Divorce American Style (1967)



Reviews and Comments

It's early evening. A conductor steps up to the podium, overlooking a dormant town, raps for attention, and with a sharp downward motion, commences a symphony of domestic bickering. Thus begins Divorce American Style, a fiendishly witty comedy about a typical married couple going through a divorce. It sounds like one of those comedies that are constantly sidetracked by a lot of heavy drama, but it isn't. It manages to portray a range of real human emotions while remaining lighthearted, making us laugh at them and care about them at the same time.

The charm of this film is that so many scenes operate like comic dances. For instance, there's a scene where the husband (Dick Van Dyke) and the wife (Debbie Reynolds) go through the usual nightly rituals getting ready for bed. While getting undressed and washing up aren't normally as exciting as all that, the scene is one of this film's best. Not a word is spoken; the characters move briskly through the motions, ignoring the other yet all too aware of the other's presence and using whatever subtle means they can to express their dissatisfaction.

A more verbal comic dance involves a scene with bit player Tom Bosley, who introduces Reynolds to an assortment of men and women and children tangled in a series of unending marriages and divorces, yet which operate like a single giant heaving dysfunctional family that can't keep track of itself.

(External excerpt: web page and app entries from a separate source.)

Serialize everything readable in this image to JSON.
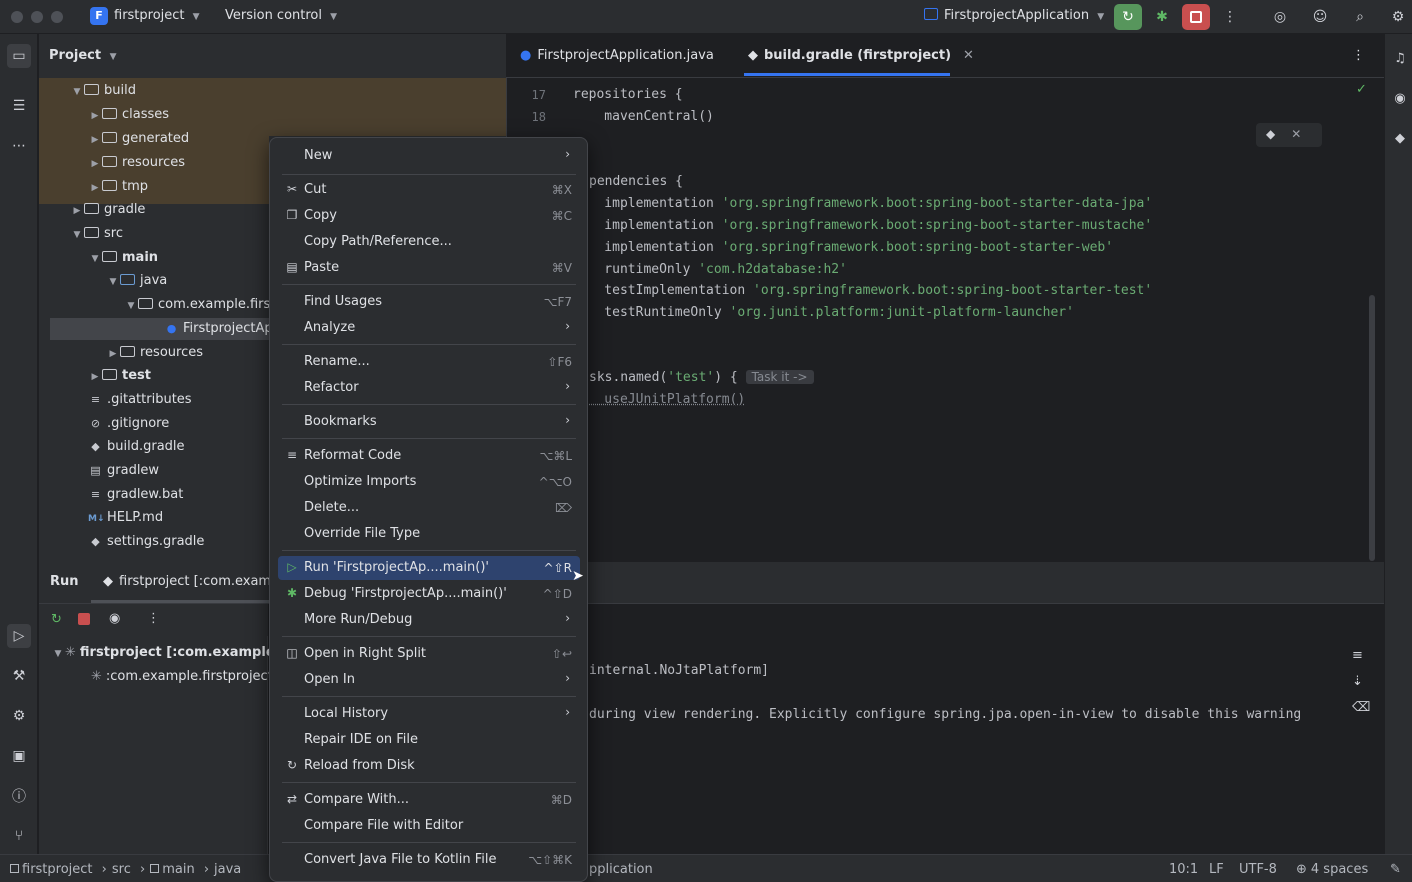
{
  "titlebar": {
    "project_badge": "F",
    "project_name": "firstproject",
    "version_control": "Version control",
    "run_config": "FirstprojectApplication"
  },
  "project_panel": {
    "header": "Project",
    "tree": [
      {
        "label": "build",
        "kind": "folder"
      },
      {
        "label": "classes",
        "kind": "folder"
      },
      {
        "label": "generated",
        "kind": "folder"
      },
      {
        "label": "resources",
        "kind": "folder"
      },
      {
        "label": "tmp",
        "kind": "folder"
      },
      {
        "label": "gradle",
        "kind": "folder"
      },
      {
        "label": "src",
        "kind": "folder"
      },
      {
        "label": "main",
        "kind": "folder"
      },
      {
        "label": "java",
        "kind": "folder"
      },
      {
        "label": "com.example.firs",
        "kind": "package"
      },
      {
        "label": "FirstprojectAp",
        "kind": "class"
      },
      {
        "label": "resources",
        "kind": "folder"
      },
      {
        "label": "test",
        "kind": "folder"
      },
      {
        "label": ".gitattributes",
        "kind": "file"
      },
      {
        "label": ".gitignore",
        "kind": "file"
      },
      {
        "label": "build.gradle",
        "kind": "file"
      },
      {
        "label": "gradlew",
        "kind": "file"
      },
      {
        "label": "gradlew.bat",
        "kind": "file"
      },
      {
        "label": "HELP.md",
        "kind": "file"
      },
      {
        "label": "settings.gradle",
        "kind": "file"
      }
    ]
  },
  "editor": {
    "tabs": [
      {
        "label": "FirstprojectApplication.java",
        "active": false
      },
      {
        "label": "build.gradle (firstproject)",
        "active": true
      }
    ],
    "line_numbers": [
      "17",
      "18"
    ],
    "lines": {
      "l1": "repositories {",
      "l2": "    mavenCentral()",
      "l3": "pendencies {",
      "l4_kw": "    implementation ",
      "l4_str": "'org.springframework.boot:spring-boot-starter-data-jpa'",
      "l5_kw": "    implementation ",
      "l5_str": "'org.springframework.boot:spring-boot-starter-mustache'",
      "l6_kw": "    implementation ",
      "l6_str": "'org.springframework.boot:spring-boot-starter-web'",
      "l7_kw": "    runtimeOnly ",
      "l7_str": "'com.h2database:h2'",
      "l8_kw": "    testImplementation ",
      "l8_str": "'org.springframework.boot:spring-boot-starter-test'",
      "l9_kw": "    testRuntimeOnly ",
      "l9_str": "'org.junit.platform:junit-platform-launcher'",
      "l10_a": "sks.named(",
      "l10_str": "'test'",
      "l10_b": ") { ",
      "l10_hint": "Task it ->",
      "l11": "    useJUnitPlatform()"
    }
  },
  "run_panel": {
    "tab_label": "Run",
    "config_tab": "firstproject [:com.examp",
    "tree_root": "firstproject [:com.example.fi",
    "tree_child": ":com.example.firstproject.",
    "console_line1": "internal.NoJtaPlatform]",
    "console_line2": "during view rendering. Explicitly configure spring.jpa.open-in-view to disable this warning"
  },
  "context_menu": {
    "items": [
      {
        "label": "New",
        "shortcut": "",
        "submenu": true,
        "icon": ""
      },
      {
        "label": "Cut",
        "shortcut": "⌘X",
        "submenu": false,
        "icon": "scissors-icon"
      },
      {
        "label": "Copy",
        "shortcut": "⌘C",
        "submenu": false,
        "icon": "copy-icon"
      },
      {
        "label": "Copy Path/Reference...",
        "shortcut": "",
        "submenu": false,
        "icon": ""
      },
      {
        "label": "Paste",
        "shortcut": "⌘V",
        "submenu": false,
        "icon": "paste-icon"
      },
      {
        "label": "Find Usages",
        "shortcut": "⌥F7",
        "submenu": false,
        "icon": ""
      },
      {
        "label": "Analyze",
        "shortcut": "",
        "submenu": true,
        "icon": ""
      },
      {
        "label": "Rename...",
        "shortcut": "⇧F6",
        "submenu": false,
        "icon": ""
      },
      {
        "label": "Refactor",
        "shortcut": "",
        "submenu": true,
        "icon": ""
      },
      {
        "label": "Bookmarks",
        "shortcut": "",
        "submenu": true,
        "icon": ""
      },
      {
        "label": "Reformat Code",
        "shortcut": "⌥⌘L",
        "submenu": false,
        "icon": "reformat-icon"
      },
      {
        "label": "Optimize Imports",
        "shortcut": "^⌥O",
        "submenu": false,
        "icon": ""
      },
      {
        "label": "Delete...",
        "shortcut": "⌦",
        "submenu": false,
        "icon": ""
      },
      {
        "label": "Override File Type",
        "shortcut": "",
        "submenu": false,
        "icon": ""
      },
      {
        "label": "Run 'FirstprojectAp....main()'",
        "shortcut": "^⇧R",
        "submenu": false,
        "icon": "run-icon"
      },
      {
        "label": "Debug 'FirstprojectAp....main()'",
        "shortcut": "^⇧D",
        "submenu": false,
        "icon": "debug-icon"
      },
      {
        "label": "More Run/Debug",
        "shortcut": "",
        "submenu": true,
        "icon": ""
      },
      {
        "label": "Open in Right Split",
        "shortcut": "⇧↩",
        "submenu": false,
        "icon": "split-icon"
      },
      {
        "label": "Open In",
        "shortcut": "",
        "submenu": true,
        "icon": ""
      },
      {
        "label": "Local History",
        "shortcut": "",
        "submenu": true,
        "icon": ""
      },
      {
        "label": "Repair IDE on File",
        "shortcut": "",
        "submenu": false,
        "icon": ""
      },
      {
        "label": "Reload from Disk",
        "shortcut": "",
        "submenu": false,
        "icon": "reload-icon"
      },
      {
        "label": "Compare With...",
        "shortcut": "⌘D",
        "submenu": false,
        "icon": "compare-icon"
      },
      {
        "label": "Compare File with Editor",
        "shortcut": "",
        "submenu": false,
        "icon": ""
      },
      {
        "label": "Convert Java File to Kotlin File",
        "shortcut": "⌥⇧⌘K",
        "submenu": false,
        "icon": ""
      }
    ]
  },
  "statusbar": {
    "breadcrumbs": [
      "firstproject",
      "src",
      "main",
      "java"
    ],
    "crumb_tail": "pplication",
    "position": "10:1",
    "line_sep": "LF",
    "encoding": "UTF-8",
    "indent": "4 spaces"
  }
}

The script, incidently, is intelligent and insightful. Occasionally, the battle-of-the-sexes dialogue seems very much a product of its time, but a great portion of it is profound advice that the modern world would do well to heed. This is comedy at its blackest, where the humor is irrevocably bound to painful truths about the state of society. Fortunately, this film has a solution, and that allows it to end on an upbeat note.